__HOW TO COMPLETE THIS TASK__. The lines below may contain the word "Fuel". Please count those that do and give the number alone.

==== DATASET CONTENT ====

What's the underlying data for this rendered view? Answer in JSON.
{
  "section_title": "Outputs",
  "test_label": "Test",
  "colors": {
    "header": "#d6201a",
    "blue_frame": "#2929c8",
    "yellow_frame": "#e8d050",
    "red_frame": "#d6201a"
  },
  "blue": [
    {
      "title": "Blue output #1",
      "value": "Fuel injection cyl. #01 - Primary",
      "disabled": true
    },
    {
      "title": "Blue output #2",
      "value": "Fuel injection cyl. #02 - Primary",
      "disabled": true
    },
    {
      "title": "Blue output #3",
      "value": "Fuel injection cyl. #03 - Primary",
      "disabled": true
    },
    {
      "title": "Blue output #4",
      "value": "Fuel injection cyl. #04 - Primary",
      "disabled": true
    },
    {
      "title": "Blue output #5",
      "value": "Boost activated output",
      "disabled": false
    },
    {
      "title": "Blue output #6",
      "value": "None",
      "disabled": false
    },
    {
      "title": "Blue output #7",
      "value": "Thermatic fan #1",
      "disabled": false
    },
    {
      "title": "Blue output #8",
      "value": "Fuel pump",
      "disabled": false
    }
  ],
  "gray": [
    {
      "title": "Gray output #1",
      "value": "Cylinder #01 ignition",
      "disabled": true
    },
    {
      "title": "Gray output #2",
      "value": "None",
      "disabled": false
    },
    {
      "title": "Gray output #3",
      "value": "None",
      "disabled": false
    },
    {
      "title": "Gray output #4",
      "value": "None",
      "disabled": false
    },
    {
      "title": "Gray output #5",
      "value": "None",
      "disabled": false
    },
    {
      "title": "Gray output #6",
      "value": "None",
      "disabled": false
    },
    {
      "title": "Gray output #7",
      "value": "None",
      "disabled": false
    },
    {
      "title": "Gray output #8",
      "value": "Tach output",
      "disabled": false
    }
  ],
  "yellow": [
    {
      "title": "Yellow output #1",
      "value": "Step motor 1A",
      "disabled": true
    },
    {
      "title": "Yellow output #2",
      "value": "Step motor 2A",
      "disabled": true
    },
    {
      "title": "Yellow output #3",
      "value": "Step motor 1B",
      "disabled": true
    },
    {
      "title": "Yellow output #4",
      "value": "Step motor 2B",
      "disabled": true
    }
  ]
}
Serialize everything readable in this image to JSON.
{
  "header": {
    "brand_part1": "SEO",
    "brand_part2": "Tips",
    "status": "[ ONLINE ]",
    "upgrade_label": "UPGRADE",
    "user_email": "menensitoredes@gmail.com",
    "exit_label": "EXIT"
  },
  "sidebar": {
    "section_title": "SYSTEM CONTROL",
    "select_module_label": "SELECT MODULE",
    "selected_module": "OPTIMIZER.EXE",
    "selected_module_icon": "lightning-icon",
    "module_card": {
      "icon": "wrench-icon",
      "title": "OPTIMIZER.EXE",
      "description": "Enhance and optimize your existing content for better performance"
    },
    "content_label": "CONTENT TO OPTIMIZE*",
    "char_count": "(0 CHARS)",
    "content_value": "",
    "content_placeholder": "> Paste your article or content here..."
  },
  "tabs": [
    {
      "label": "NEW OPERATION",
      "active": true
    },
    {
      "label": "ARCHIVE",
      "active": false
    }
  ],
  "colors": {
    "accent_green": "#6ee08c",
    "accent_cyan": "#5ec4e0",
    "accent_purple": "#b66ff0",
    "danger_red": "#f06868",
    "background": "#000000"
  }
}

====

__ANSWER SECTION__. 5